King et al., pages 912–918.
Named for their ability to interfere with viral transmission, interferons suppress the growth and survival of many cell types. Surprisingly, however, hematopoietic stem cells (HSCs) are activated to divide by the Type I interferon, interferon α, in murine in vivo studies. Similar effects have also been seen in response to Type II interferon. King et al. postulate in this study that interferon-mediated activation of HSC division could be a primitive mechanism for generating innate immune responses.

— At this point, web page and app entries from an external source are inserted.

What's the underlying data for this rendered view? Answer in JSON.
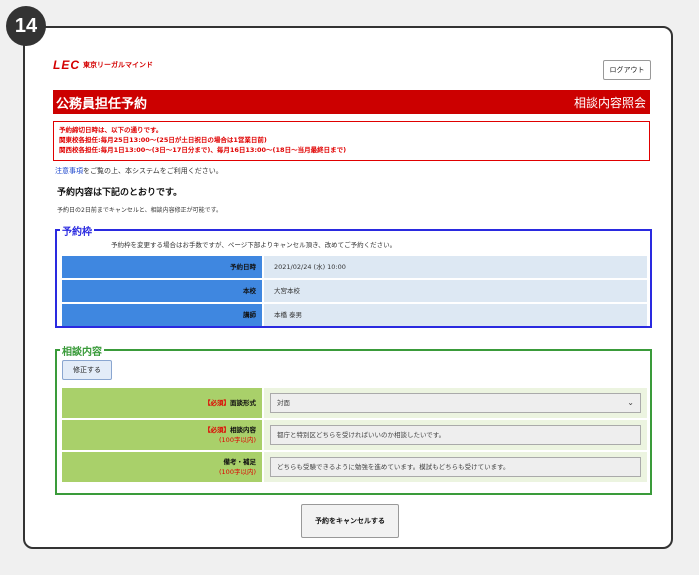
{
  "step_number": "14",
  "header": {
    "logo_mark": "LEC",
    "logo_text": "東京リーガルマインド",
    "logout_label": "ログアウト"
  },
  "title_bar": {
    "left": "公務員担任予約",
    "right": "相談内容照会"
  },
  "notice": {
    "lines": [
      "予約締切日時は、以下の通りです。",
      "関東校各担任:毎月25日13:00～(25日が土日祝日の場合は1営業日前)",
      "関西校各担任:毎月1日13:00～(3日～17日分まで)、毎月16日13:00～(18日～当月最終日まで)"
    ]
  },
  "caution": {
    "link": "注意事項",
    "text": "をご覧の上、本システムをご利用ください。"
  },
  "heading": "予約内容は下記のとおりです。",
  "subnote": "予約日の2日前までキャンセルと、相談内容修正が可能です。",
  "reservation": {
    "legend": "予約枠",
    "note": "予約枠を変更する場合はお手数ですが、ページ下部よりキャンセル頂き、改めてご予約ください。",
    "rows": [
      {
        "label": "予約日時",
        "value": "2021/02/24 (水) 10:00"
      },
      {
        "label": "本校",
        "value": "大宮本校"
      },
      {
        "label": "講師",
        "value": "本橋 泰男"
      }
    ]
  },
  "consult": {
    "legend": "相談内容",
    "edit_label": "修正する",
    "rows": [
      {
        "req": "【必須】",
        "label": "面談形式",
        "limit": "",
        "value": "対面",
        "type": "select"
      },
      {
        "req": "【必須】",
        "label": "相談内容",
        "limit": "(100字以内)",
        "value": "都庁と特別区どちらを受ければいいのか相談したいです。",
        "type": "text"
      },
      {
        "req": "",
        "label": "備考・補足",
        "limit": "(100字以内)",
        "value": "どちらも受験できるように勉強を進めています。模試もどちらも受けています。",
        "type": "text"
      }
    ]
  },
  "cancel_label": "予約をキャンセルする"
}
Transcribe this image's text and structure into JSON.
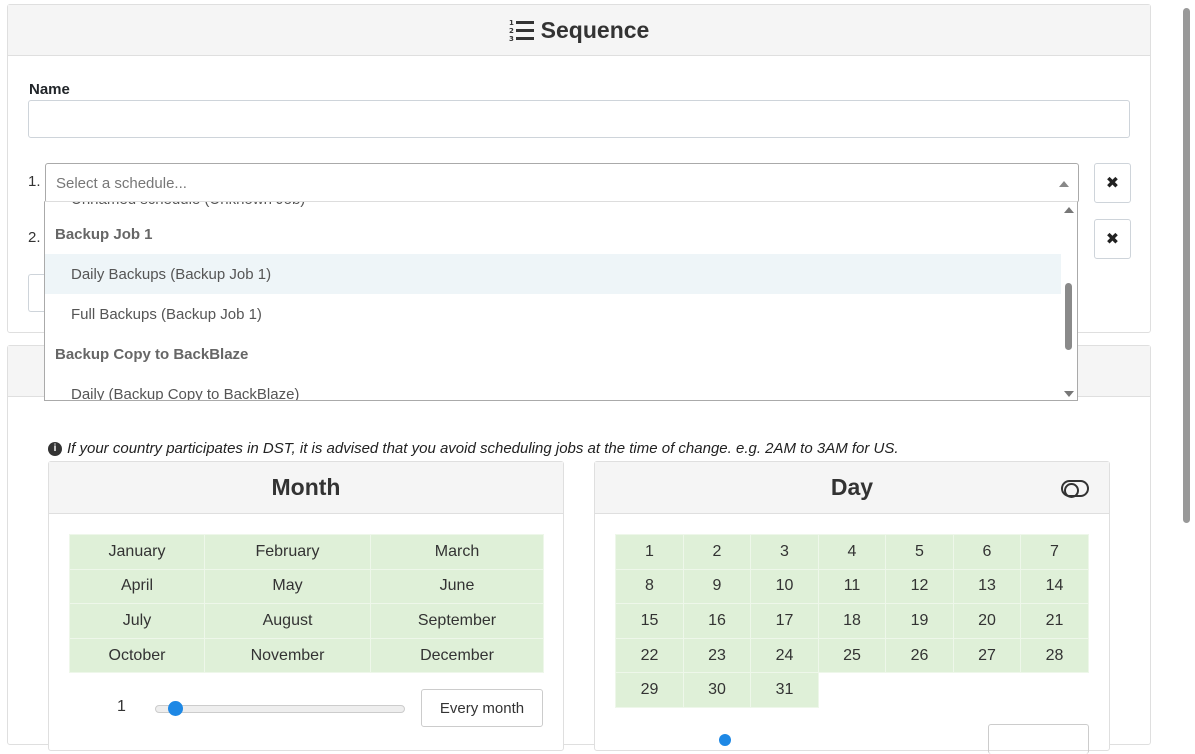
{
  "sequence": {
    "title": "Sequence",
    "name_label": "Name",
    "name_value": "",
    "rows": [
      {
        "num": "1.",
        "placeholder": "Select a schedule..."
      },
      {
        "num": "2."
      }
    ],
    "remove_icon": "times-icon"
  },
  "dropdown": {
    "partial_top": "Unnamed schedule (Unknown Job)",
    "groups": [
      {
        "label": "Backup Job 1",
        "options": [
          "Daily Backups (Backup Job 1)",
          "Full Backups (Backup Job 1)"
        ]
      },
      {
        "label": "Backup Copy to BackBlaze",
        "options": [
          "Daily (Backup Copy to BackBlaze)"
        ]
      }
    ],
    "highlighted_option": "Daily Backups (Backup Job 1)"
  },
  "schedule": {
    "dst_note": "If your country participates in DST, it is advised that you avoid scheduling jobs at the time of change. e.g. 2AM to 3AM for US.",
    "month": {
      "title": "Month",
      "months": [
        [
          "January",
          "February",
          "March"
        ],
        [
          "April",
          "May",
          "June"
        ],
        [
          "July",
          "August",
          "September"
        ],
        [
          "October",
          "November",
          "December"
        ]
      ],
      "slider_value": "1",
      "slider_fraction": 0.0,
      "every_button": "Every month"
    },
    "day": {
      "title": "Day",
      "days": [
        [
          "1",
          "2",
          "3",
          "4",
          "5",
          "6",
          "7"
        ],
        [
          "8",
          "9",
          "10",
          "11",
          "12",
          "13",
          "14"
        ],
        [
          "15",
          "16",
          "17",
          "18",
          "19",
          "20",
          "21"
        ],
        [
          "22",
          "23",
          "24",
          "25",
          "26",
          "27",
          "28"
        ],
        [
          "29",
          "30",
          "31"
        ]
      ]
    }
  },
  "colors": {
    "selected_cell": "#dff0d8",
    "accent": "#1e88e5",
    "highlight": "#eef5f8"
  }
}
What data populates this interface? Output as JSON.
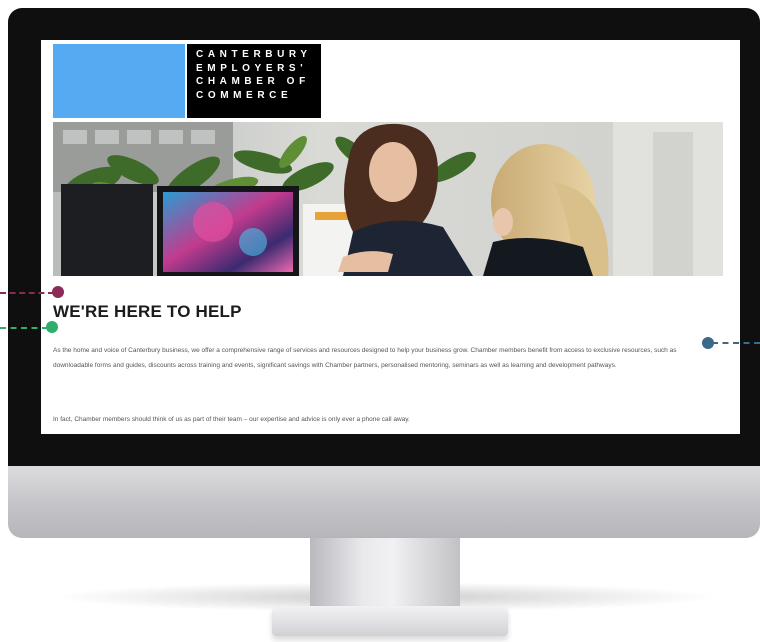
{
  "brand": {
    "logo_lines": [
      "CANTERBURY",
      "EMPLOYERS'",
      "CHAMBER OF",
      "COMMERCE"
    ],
    "logo_color": "#55aaf2"
  },
  "hero": {
    "photo_description_icon": "office-photo"
  },
  "content": {
    "heading": "WE'RE HERE TO HELP",
    "paragraph_1": "As the home and voice of Canterbury business, we offer a comprehensive range of services and resources designed to help your business grow. Chamber members benefit from access to exclusive resources, such as downloadable forms and guides, discounts across training and events, significant savings with Chamber partners, personalised mentoring, seminars as well as learning and development pathways.",
    "paragraph_2": "In fact, Chamber members should think of us as part of their team – our expertise and advice is only ever a phone call away."
  },
  "callouts": {
    "colors": {
      "maroon": "#8b2a57",
      "green": "#2fae6b",
      "slate": "#3a6a8a"
    }
  }
}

To evaluate the effects of interferon α on human HSCs in vivo, serial bone marrow (BM) samples from patients with polycythemia vera or essential thrombocytosis were collected before and during treatment with pegylated interferon α. While the absolute number of CD34+CD38− hematopoietic stem and progenitor cells (HSPCs) did not change, the percentage of CD34+ cells undergoing cell division increased in most patients treated with pegylated interferon α. Furthermore, colony formation of whole BM cells in methylcellulose increased, indicative of enhanced differentiation. These findings were present even in patients with low or undetectable JAK2-mutant allele burden, suggesting that they reflect the activity of wild-type Jak2 in HSPCs. In contrast, patients treated with hydroxyurea, an antimetabolite, showed decreased cell division and decreased colony formation. This unique in vivo longitudinal study demonstrates for the first time in a human setting that interferon α can be used to promote division of quiescent HSPCs; this application may promote polyclonal hematopoiesis in patients with myeloproliferative neoplasms and improve chemosensitivity of hematologic malignancies.
MicroRNA-223 is a promoter of lineage commitment and differentiation and a modulator in AML

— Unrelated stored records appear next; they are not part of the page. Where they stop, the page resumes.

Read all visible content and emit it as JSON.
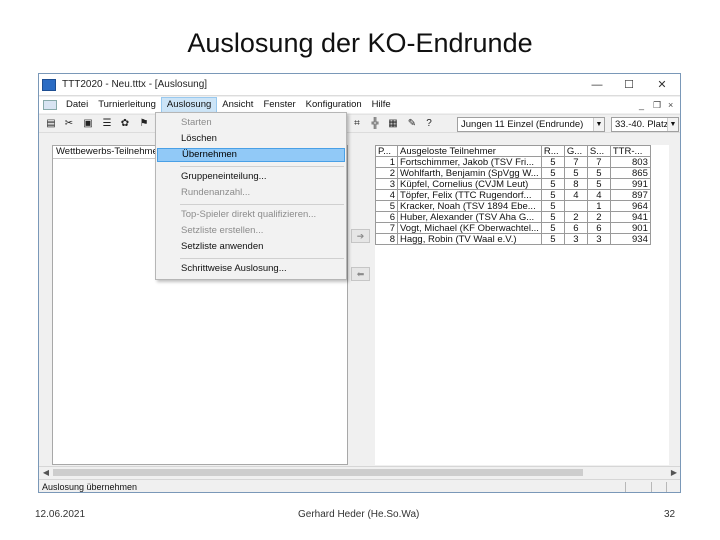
{
  "slide": {
    "title": "Auslosung der KO-Endrunde",
    "footer_date": "12.06.2021",
    "footer_author": "Gerhard Heder (He.So.Wa)",
    "footer_page": "32"
  },
  "window": {
    "title": "TTT2020 - Neu.tttx - [Auslosung]",
    "minimize": "—",
    "maximize": "☐",
    "close": "✕"
  },
  "menubar": {
    "items": [
      "Datei",
      "Turnierleitung",
      "Auslosung",
      "Ansicht",
      "Fenster",
      "Konfiguration",
      "Hilfe"
    ],
    "active_index": 2,
    "child_minimize": "_",
    "child_restore": "❐",
    "child_close": "×"
  },
  "toolbar": {
    "left_icons": [
      "save-icon",
      "tools-icon",
      "document-icon",
      "list-icon",
      "palette-icon",
      "stamp-icon"
    ],
    "right_icons": [
      "grid-icon",
      "table-icon",
      "list-view-icon",
      "edit-icon",
      "help-icon"
    ],
    "combo_round": "Jungen 11 Einzel (Endrunde)",
    "combo_place": "33.-40. Platz"
  },
  "dropdown": {
    "items": [
      {
        "label": "Starten",
        "disabled": true
      },
      {
        "label": "Löschen",
        "disabled": false
      },
      {
        "label": "Übernehmen",
        "disabled": false,
        "highlight": true
      },
      {
        "label": "Gruppeneinteilung...",
        "disabled": false
      },
      {
        "label": "Rundenanzahl...",
        "disabled": true
      },
      {
        "label": "Top-Spieler direkt qualifizieren...",
        "disabled": true
      },
      {
        "label": "Setzliste erstellen...",
        "disabled": true
      },
      {
        "label": "Setzliste anwenden",
        "disabled": false
      },
      {
        "label": "Schrittweise Auslosung...",
        "disabled": false
      }
    ]
  },
  "left_pane": {
    "header": "Wettbewerbs-Teilnehmer"
  },
  "transfer": {
    "right_arrow": "➔",
    "left_arrow": "⬅"
  },
  "participants": {
    "columns": [
      "P...",
      "Ausgeloste Teilnehmer",
      "R...",
      "G...",
      "S...",
      "TTR-..."
    ],
    "rows": [
      [
        "1",
        "Fortschimmer, Jakob (TSV Fri...",
        "5",
        "7",
        "7",
        "803"
      ],
      [
        "2",
        "Wohlfarth, Benjamin (SpVgg W...",
        "5",
        "5",
        "5",
        "865"
      ],
      [
        "3",
        "Küpfel, Cornelius (CVJM Leut)",
        "5",
        "8",
        "5",
        "991"
      ],
      [
        "4",
        "Töpfer, Felix (TTC Rugendorf...",
        "5",
        "4",
        "4",
        "897"
      ],
      [
        "5",
        "Kracker, Noah (TSV 1894 Ebe...",
        "5",
        "",
        "1",
        "964"
      ],
      [
        "6",
        "Huber, Alexander (TSV Aha G...",
        "5",
        "2",
        "2",
        "941"
      ],
      [
        "7",
        "Vogt, Michael (KF Oberwachtel...",
        "5",
        "6",
        "6",
        "901"
      ],
      [
        "8",
        "Hagg, Robin (TV Waal e.V.)",
        "5",
        "3",
        "3",
        "934"
      ]
    ]
  },
  "status": {
    "text": "Auslosung übernehmen"
  },
  "scroll": {
    "left": "◀",
    "right": "▶"
  }
}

Gentner et al., pages 858–868.
Although the effect of miR-223 on granulopoiesis was recognized over 10 years ago, its role in hematopoietic stem and progenitor cells (HSCPs) and in acute myeloid leukemia (AML) is still not completely understood. In this study, Gentner et al. explore the role of miR-223 in various murine AML models and human CD34+ cells. Considering that high miR-223 levels were associated with favorable prognosis and that the expression of miR-223 was low in leukemia-initiating cell (LIC) fractions of AML patients, it is surprising that genetic depletion of miR-223 decreased the LIC frequency in an AML mouse model, but was not mandatory for rapid onset AML, indicating only a minor role in AML development. This correlates with their observations in CD34+ cells, where miR-223 fine tunes myeloid progenitor cells with respect to myeloerythroid differentiation and expansion. The findings of Gentner et al. close the gap between in vitro findings and the actual function of miR-223 in vivo as a regulator of the expansion/differentiation equilibrium in HSPCs cells and in AML, highlighting its role as rheostat and not on-or-off switch in granulopoiesis.